| WORK REQUEST |
Pick each line containing the word "year" out of the data below.

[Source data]
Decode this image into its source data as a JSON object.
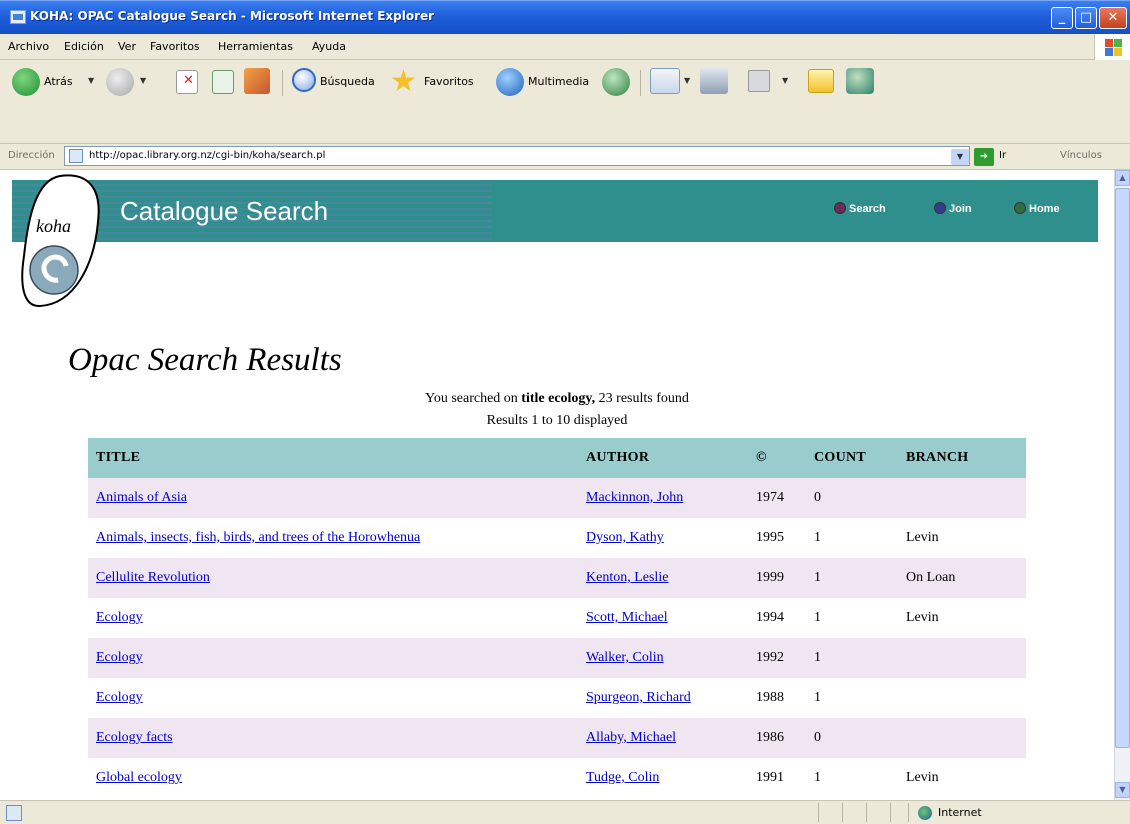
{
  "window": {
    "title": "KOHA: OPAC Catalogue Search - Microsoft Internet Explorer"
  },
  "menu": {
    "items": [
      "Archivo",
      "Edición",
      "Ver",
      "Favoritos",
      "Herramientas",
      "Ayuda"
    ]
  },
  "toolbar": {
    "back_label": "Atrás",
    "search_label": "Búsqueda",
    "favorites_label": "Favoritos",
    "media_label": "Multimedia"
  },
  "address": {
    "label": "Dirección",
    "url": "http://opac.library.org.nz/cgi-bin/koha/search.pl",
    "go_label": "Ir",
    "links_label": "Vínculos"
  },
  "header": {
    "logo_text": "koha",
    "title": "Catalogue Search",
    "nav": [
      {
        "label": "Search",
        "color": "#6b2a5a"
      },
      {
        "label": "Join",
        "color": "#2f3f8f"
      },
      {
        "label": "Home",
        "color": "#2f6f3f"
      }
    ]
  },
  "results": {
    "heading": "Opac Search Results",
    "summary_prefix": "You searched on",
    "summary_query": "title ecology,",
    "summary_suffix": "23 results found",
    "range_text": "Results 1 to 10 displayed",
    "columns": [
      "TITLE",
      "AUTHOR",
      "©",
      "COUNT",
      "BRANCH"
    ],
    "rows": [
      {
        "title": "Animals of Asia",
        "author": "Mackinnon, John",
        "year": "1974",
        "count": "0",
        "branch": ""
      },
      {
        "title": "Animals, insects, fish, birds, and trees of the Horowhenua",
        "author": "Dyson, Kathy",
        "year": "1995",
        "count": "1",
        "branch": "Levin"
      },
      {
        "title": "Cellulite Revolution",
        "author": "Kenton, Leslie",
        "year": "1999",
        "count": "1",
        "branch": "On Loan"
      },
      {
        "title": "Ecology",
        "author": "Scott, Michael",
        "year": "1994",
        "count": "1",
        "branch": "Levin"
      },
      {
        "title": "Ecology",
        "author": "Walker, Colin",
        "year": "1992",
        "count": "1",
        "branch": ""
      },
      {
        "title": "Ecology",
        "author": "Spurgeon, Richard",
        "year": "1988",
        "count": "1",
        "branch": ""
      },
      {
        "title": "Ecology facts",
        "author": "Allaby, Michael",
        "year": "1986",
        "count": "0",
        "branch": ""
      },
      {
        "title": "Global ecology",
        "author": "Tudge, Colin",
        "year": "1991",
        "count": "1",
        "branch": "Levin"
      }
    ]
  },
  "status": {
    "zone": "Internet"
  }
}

| RESULT OF THE TASK |
        "year": "1974",
        "year": "1995",
        "year": "1999",
        "year": "1994",
        "year": "1992",
        "year": "1988",
        "year": "1986",
        "year": "1991",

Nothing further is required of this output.